◆ **What the task requires**
Starting at the first line and ending at the last, output the data exactly.

(Items from an interface collection)
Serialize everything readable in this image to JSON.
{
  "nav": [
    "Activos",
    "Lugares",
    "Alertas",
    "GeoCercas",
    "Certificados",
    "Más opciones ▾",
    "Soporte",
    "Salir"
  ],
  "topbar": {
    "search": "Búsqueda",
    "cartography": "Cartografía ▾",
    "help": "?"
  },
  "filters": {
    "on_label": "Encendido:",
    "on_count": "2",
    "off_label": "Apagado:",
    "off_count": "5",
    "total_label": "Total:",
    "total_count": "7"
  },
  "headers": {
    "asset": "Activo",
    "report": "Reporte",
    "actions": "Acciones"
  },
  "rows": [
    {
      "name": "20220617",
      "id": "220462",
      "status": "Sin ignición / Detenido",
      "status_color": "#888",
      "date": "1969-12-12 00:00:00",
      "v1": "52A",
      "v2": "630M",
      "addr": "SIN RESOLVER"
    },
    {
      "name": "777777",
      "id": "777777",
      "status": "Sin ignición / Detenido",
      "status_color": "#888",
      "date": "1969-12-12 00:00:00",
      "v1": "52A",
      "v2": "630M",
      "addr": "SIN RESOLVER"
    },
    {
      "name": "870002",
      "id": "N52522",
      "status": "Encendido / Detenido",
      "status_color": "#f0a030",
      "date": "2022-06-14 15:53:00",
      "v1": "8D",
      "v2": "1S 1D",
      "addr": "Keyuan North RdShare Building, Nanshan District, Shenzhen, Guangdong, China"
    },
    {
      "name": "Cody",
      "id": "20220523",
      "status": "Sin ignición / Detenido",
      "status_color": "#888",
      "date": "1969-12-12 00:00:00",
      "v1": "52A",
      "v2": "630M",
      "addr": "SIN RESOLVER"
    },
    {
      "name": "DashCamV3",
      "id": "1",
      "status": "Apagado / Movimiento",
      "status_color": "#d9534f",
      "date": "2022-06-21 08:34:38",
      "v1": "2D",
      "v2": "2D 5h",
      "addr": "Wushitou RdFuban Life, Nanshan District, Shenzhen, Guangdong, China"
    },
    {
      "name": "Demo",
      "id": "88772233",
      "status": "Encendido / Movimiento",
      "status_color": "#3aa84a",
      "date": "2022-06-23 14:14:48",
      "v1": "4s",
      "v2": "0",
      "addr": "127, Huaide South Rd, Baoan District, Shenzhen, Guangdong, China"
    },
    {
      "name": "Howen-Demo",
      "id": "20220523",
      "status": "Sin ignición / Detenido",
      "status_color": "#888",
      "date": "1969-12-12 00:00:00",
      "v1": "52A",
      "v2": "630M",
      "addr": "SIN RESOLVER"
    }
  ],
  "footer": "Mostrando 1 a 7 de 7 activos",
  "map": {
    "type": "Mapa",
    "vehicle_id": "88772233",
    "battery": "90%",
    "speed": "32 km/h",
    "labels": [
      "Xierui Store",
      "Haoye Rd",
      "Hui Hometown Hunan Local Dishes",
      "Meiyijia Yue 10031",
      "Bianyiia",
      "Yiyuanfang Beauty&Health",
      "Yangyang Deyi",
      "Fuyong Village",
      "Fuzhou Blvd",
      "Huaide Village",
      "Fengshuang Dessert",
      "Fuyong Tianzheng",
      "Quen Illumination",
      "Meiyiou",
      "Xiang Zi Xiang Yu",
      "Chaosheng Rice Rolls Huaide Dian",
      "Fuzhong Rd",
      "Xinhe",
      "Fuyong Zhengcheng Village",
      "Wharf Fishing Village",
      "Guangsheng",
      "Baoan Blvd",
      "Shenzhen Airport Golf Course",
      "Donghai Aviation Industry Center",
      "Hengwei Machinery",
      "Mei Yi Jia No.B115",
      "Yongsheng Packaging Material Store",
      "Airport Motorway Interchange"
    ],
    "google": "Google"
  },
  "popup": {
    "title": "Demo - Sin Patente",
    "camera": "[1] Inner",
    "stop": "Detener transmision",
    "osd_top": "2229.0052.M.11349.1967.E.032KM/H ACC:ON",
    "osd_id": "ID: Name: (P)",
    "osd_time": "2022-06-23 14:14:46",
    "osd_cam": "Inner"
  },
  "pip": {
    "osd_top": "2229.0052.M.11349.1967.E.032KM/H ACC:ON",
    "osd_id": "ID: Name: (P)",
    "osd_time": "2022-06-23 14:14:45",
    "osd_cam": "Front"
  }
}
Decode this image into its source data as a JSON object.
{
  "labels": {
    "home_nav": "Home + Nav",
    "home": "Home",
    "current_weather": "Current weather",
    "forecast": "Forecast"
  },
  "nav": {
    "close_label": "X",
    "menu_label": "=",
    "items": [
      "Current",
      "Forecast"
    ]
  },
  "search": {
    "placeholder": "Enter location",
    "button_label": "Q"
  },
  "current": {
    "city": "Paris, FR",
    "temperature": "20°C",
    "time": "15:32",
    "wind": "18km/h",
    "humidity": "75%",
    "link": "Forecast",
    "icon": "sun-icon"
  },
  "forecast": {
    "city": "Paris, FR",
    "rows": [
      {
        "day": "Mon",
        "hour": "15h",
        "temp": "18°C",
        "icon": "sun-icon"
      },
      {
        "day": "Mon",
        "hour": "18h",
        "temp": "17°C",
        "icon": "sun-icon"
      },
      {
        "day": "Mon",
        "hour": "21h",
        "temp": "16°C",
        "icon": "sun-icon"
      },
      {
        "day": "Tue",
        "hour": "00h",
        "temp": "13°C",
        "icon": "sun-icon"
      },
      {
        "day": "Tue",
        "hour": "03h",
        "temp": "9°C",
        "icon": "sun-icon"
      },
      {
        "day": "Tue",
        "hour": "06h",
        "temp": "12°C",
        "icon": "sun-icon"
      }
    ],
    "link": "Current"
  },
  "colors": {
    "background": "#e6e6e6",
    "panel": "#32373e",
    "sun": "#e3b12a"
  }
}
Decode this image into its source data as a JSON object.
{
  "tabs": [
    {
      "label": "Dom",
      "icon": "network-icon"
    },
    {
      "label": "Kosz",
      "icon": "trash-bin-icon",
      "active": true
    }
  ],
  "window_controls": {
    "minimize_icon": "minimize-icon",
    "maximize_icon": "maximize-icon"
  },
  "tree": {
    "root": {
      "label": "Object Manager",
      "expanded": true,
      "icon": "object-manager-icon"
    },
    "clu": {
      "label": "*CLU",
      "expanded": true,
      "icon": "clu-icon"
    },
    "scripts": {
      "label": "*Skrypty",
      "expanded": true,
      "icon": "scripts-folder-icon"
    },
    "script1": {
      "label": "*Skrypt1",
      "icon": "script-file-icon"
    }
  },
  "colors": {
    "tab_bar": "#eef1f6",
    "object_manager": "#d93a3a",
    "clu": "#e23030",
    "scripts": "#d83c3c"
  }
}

◆ **Answer space**
Serialize everything readable in this image to JSON.
{
  "nav": [
    "Activos",
    "Lugares",
    "Alertas",
    "GeoCercas",
    "Certificados",
    "Más opciones ▾",
    "Soporte",
    "Salir"
  ],
  "topbar": {
    "search": "Búsqueda",
    "cartography": "Cartografía ▾",
    "help": "?"
  },
  "filters": {
    "on_label": "Encendido:",
    "on_count": "2",
    "off_label": "Apagado:",
    "off_count": "5",
    "total_label": "Total:",
    "total_count": "7"
  },
  "headers": {
    "asset": "Activo",
    "report": "Reporte",
    "actions": "Acciones"
  },
  "rows": [
    {
      "name": "20220617",
      "id": "220462",
      "status": "Sin ignición / Detenido",
      "status_color": "#888",
      "date": "1969-12-12 00:00:00",
      "v1": "52A",
      "v2": "630M",
      "addr": "SIN RESOLVER"
    },
    {
      "name": "777777",
      "id": "777777",
      "status": "Sin ignición / Detenido",
      "status_color": "#888",
      "date": "1969-12-12 00:00:00",
      "v1": "52A",
      "v2": "630M",
      "addr": "SIN RESOLVER"
    },
    {
      "name": "870002",
      "id": "N52522",
      "status": "Encendido / Detenido",
      "status_color": "#f0a030",
      "date": "2022-06-14 15:53:00",
      "v1": "8D",
      "v2": "1S 1D",
      "addr": "Keyuan North RdShare Building, Nanshan District, Shenzhen, Guangdong, China"
    },
    {
      "name": "Cody",
      "id": "20220523",
      "status": "Sin ignición / Detenido",
      "status_color": "#888",
      "date": "1969-12-12 00:00:00",
      "v1": "52A",
      "v2": "630M",
      "addr": "SIN RESOLVER"
    },
    {
      "name": "DashCamV3",
      "id": "1",
      "status": "Apagado / Movimiento",
      "status_color": "#d9534f",
      "date": "2022-06-21 08:34:38",
      "v1": "2D",
      "v2": "2D 5h",
      "addr": "Wushitou RdFuban Life, Nanshan District, Shenzhen, Guangdong, China"
    },
    {
      "name": "Demo",
      "id": "88772233",
      "status": "Encendido / Movimiento",
      "status_color": "#3aa84a",
      "date": "2022-06-23 14:14:48",
      "v1": "4s",
      "v2": "0",
      "addr": "127, Huaide South Rd, Baoan District, Shenzhen, Guangdong, China"
    },
    {
      "name": "Howen-Demo",
      "id": "20220523",
      "status": "Sin ignición / Detenido",
      "status_color": "#888",
      "date": "1969-12-12 00:00:00",
      "v1": "52A",
      "v2": "630M",
      "addr": "SIN RESOLVER"
    }
  ],
  "footer": "Mostrando 1 a 7 de 7 activos",
  "map": {
    "type": "Mapa",
    "vehicle_id": "88772233",
    "battery": "90%",
    "speed": "32 km/h",
    "labels": [
      "Xierui Store",
      "Haoye Rd",
      "Hui Hometown Hunan Local Dishes",
      "Meiyijia Yue 10031",
      "Bianyiia",
      "Yiyuanfang Beauty&Health",
      "Yangyang Deyi",
      "Fuyong Village",
      "Fuzhou Blvd",
      "Huaide Village",
      "Fengshuang Dessert",
      "Fuyong Tianzheng",
      "Quen Illumination",
      "Meiyiou",
      "Xiang Zi Xiang Yu",
      "Chaosheng Rice Rolls Huaide Dian",
      "Fuzhong Rd",
      "Xinhe",
      "Fuyong Zhengcheng Village",
      "Wharf Fishing Village",
      "Guangsheng",
      "Baoan Blvd",
      "Shenzhen Airport Golf Course",
      "Donghai Aviation Industry Center",
      "Hengwei Machinery",
      "Mei Yi Jia No.B115",
      "Yongsheng Packaging Material Store",
      "Airport Motorway Interchange"
    ],
    "google": "Google"
  },
  "popup": {
    "title": "Demo - Sin Patente",
    "camera": "[1] Inner",
    "stop": "Detener transmision",
    "osd_top": "2229.0052.M.11349.1967.E.032KM/H ACC:ON",
    "osd_id": "ID: Name: (P)",
    "osd_time": "2022-06-23 14:14:46",
    "osd_cam": "Inner"
  },
  "pip": {
    "osd_top": "2229.0052.M.11349.1967.E.032KM/H ACC:ON",
    "osd_id": "ID: Name: (P)",
    "osd_time": "2022-06-23 14:14:45",
    "osd_cam": "Front"
  }
}
Decode this image into its source data as a JSON object.
{
  "labels": {
    "home_nav": "Home + Nav",
    "home": "Home",
    "current_weather": "Current weather",
    "forecast": "Forecast"
  },
  "nav": {
    "close_label": "X",
    "menu_label": "=",
    "items": [
      "Current",
      "Forecast"
    ]
  },
  "search": {
    "placeholder": "Enter location",
    "button_label": "Q"
  },
  "current": {
    "city": "Paris, FR",
    "temperature": "20°C",
    "time": "15:32",
    "wind": "18km/h",
    "humidity": "75%",
    "link": "Forecast",
    "icon": "sun-icon"
  },
  "forecast": {
    "city": "Paris, FR",
    "rows": [
      {
        "day": "Mon",
        "hour": "15h",
        "temp": "18°C",
        "icon": "sun-icon"
      },
      {
        "day": "Mon",
        "hour": "18h",
        "temp": "17°C",
        "icon": "sun-icon"
      },
      {
        "day": "Mon",
        "hour": "21h",
        "temp": "16°C",
        "icon": "sun-icon"
      },
      {
        "day": "Tue",
        "hour": "00h",
        "temp": "13°C",
        "icon": "sun-icon"
      },
      {
        "day": "Tue",
        "hour": "03h",
        "temp": "9°C",
        "icon": "sun-icon"
      },
      {
        "day": "Tue",
        "hour": "06h",
        "temp": "12°C",
        "icon": "sun-icon"
      }
    ],
    "link": "Current"
  },
  "colors": {
    "background": "#e6e6e6",
    "panel": "#32373e",
    "sun": "#e3b12a"
  }
}
Decode this image into its source data as a JSON object.
{
  "tabs": [
    {
      "label": "Dom",
      "icon": "network-icon"
    },
    {
      "label": "Kosz",
      "icon": "trash-bin-icon",
      "active": true
    }
  ],
  "window_controls": {
    "minimize_icon": "minimize-icon",
    "maximize_icon": "maximize-icon"
  },
  "tree": {
    "root": {
      "label": "Object Manager",
      "expanded": true,
      "icon": "object-manager-icon"
    },
    "clu": {
      "label": "*CLU",
      "expanded": true,
      "icon": "clu-icon"
    },
    "scripts": {
      "label": "*Skrypty",
      "expanded": true,
      "icon": "scripts-folder-icon"
    },
    "script1": {
      "label": "*Skrypt1",
      "icon": "script-file-icon"
    }
  },
  "colors": {
    "tab_bar": "#eef1f6",
    "object_manager": "#d93a3a",
    "clu": "#e23030",
    "scripts": "#d83c3c"
  }
}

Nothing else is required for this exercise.